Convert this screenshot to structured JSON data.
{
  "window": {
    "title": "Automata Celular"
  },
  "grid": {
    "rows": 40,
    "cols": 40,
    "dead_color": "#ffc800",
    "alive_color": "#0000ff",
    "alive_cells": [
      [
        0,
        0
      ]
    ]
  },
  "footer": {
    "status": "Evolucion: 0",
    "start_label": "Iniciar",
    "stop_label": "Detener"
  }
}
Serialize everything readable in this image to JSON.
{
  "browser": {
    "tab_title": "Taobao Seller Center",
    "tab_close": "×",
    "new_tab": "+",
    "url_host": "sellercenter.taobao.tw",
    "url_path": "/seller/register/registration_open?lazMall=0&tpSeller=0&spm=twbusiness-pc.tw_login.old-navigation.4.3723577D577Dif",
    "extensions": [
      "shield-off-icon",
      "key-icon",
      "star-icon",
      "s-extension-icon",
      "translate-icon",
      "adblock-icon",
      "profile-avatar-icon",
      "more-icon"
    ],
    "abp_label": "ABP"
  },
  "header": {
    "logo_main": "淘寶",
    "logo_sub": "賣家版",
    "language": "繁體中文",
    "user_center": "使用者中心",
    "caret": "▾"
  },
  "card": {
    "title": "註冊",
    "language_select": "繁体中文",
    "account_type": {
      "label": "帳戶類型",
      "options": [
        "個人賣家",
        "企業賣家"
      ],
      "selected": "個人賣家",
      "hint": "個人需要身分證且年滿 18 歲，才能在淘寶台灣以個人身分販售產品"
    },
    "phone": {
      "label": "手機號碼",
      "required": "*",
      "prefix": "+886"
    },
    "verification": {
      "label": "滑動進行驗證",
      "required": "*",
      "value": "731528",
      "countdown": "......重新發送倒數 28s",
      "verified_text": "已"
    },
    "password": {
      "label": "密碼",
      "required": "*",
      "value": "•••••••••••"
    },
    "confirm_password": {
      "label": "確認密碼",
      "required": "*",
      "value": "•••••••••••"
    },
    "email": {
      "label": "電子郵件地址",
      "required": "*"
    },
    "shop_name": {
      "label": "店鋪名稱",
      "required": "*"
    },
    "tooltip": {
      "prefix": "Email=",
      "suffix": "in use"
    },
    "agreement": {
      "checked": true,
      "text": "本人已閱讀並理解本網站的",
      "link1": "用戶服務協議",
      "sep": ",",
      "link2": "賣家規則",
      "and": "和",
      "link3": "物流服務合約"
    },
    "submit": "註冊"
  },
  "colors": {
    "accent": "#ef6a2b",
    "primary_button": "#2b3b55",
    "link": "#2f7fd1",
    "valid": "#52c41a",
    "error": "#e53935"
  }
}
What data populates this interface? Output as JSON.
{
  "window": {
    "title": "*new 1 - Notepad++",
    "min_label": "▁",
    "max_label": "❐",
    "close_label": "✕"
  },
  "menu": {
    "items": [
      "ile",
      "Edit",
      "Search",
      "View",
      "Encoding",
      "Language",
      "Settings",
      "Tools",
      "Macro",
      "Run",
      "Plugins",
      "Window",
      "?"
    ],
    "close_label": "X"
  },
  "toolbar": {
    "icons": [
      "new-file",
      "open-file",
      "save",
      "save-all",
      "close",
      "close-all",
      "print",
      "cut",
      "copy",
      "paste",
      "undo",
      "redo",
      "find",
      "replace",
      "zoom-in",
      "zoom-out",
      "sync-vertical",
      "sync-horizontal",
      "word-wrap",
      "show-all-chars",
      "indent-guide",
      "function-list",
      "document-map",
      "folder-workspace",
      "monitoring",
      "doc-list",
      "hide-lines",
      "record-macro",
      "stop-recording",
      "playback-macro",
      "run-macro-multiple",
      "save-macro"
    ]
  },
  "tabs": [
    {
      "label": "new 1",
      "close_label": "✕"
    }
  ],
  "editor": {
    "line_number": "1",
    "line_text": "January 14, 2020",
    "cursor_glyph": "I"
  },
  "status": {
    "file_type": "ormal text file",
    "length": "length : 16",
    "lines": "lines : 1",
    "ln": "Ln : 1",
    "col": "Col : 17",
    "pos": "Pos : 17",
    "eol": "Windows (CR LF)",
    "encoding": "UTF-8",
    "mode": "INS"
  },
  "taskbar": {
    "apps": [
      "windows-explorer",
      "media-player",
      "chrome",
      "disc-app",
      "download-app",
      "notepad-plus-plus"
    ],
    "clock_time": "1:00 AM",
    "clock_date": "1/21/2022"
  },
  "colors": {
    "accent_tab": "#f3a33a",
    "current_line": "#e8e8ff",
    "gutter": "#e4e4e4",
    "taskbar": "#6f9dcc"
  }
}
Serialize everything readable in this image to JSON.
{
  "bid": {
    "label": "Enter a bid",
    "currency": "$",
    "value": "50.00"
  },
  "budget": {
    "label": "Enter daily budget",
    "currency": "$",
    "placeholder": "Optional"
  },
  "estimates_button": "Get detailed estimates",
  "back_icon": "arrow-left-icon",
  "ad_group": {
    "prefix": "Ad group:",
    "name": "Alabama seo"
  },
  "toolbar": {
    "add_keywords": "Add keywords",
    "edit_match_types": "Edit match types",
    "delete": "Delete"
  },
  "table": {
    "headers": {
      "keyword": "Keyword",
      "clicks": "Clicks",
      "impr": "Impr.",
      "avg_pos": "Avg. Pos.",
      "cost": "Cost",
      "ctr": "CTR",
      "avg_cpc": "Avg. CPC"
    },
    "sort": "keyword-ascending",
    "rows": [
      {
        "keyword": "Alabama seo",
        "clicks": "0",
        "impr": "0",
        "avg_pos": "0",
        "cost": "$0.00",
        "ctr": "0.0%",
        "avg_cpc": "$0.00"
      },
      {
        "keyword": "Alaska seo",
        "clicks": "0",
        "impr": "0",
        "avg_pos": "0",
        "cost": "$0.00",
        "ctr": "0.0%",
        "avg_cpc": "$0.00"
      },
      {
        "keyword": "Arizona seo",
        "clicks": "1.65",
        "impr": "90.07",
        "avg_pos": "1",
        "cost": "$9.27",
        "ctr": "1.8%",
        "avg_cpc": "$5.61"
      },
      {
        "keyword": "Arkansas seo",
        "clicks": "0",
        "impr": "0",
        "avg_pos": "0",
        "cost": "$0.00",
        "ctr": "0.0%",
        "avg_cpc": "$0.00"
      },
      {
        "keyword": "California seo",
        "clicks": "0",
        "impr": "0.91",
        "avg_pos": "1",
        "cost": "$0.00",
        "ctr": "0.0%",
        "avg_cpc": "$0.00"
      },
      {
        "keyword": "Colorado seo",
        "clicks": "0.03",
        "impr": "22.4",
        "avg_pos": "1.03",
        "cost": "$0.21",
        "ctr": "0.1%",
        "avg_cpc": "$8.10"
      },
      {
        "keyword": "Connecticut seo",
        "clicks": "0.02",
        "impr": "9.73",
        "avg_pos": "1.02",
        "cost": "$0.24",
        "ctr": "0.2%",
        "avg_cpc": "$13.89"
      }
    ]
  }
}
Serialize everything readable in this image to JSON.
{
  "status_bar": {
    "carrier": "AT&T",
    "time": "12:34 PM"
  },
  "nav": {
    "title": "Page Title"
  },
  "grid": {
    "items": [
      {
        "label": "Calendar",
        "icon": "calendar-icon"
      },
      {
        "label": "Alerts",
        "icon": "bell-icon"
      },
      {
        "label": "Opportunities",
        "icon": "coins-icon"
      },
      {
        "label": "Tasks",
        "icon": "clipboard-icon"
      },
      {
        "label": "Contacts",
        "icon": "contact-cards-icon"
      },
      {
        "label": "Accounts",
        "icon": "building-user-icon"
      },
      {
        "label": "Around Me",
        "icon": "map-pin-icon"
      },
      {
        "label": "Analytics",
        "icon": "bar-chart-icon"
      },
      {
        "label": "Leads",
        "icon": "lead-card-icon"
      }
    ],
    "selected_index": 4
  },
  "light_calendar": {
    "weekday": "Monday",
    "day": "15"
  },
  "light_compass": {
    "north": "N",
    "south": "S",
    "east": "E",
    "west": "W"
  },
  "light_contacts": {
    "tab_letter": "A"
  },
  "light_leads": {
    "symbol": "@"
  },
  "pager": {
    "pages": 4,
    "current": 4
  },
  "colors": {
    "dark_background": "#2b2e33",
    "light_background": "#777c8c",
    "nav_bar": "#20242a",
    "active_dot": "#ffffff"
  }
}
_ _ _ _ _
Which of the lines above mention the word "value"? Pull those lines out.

**Problem solution**
      "value": "731528",
      "value": "•••••••••••"
      "value": "•••••••••••"
    "value": "50.00"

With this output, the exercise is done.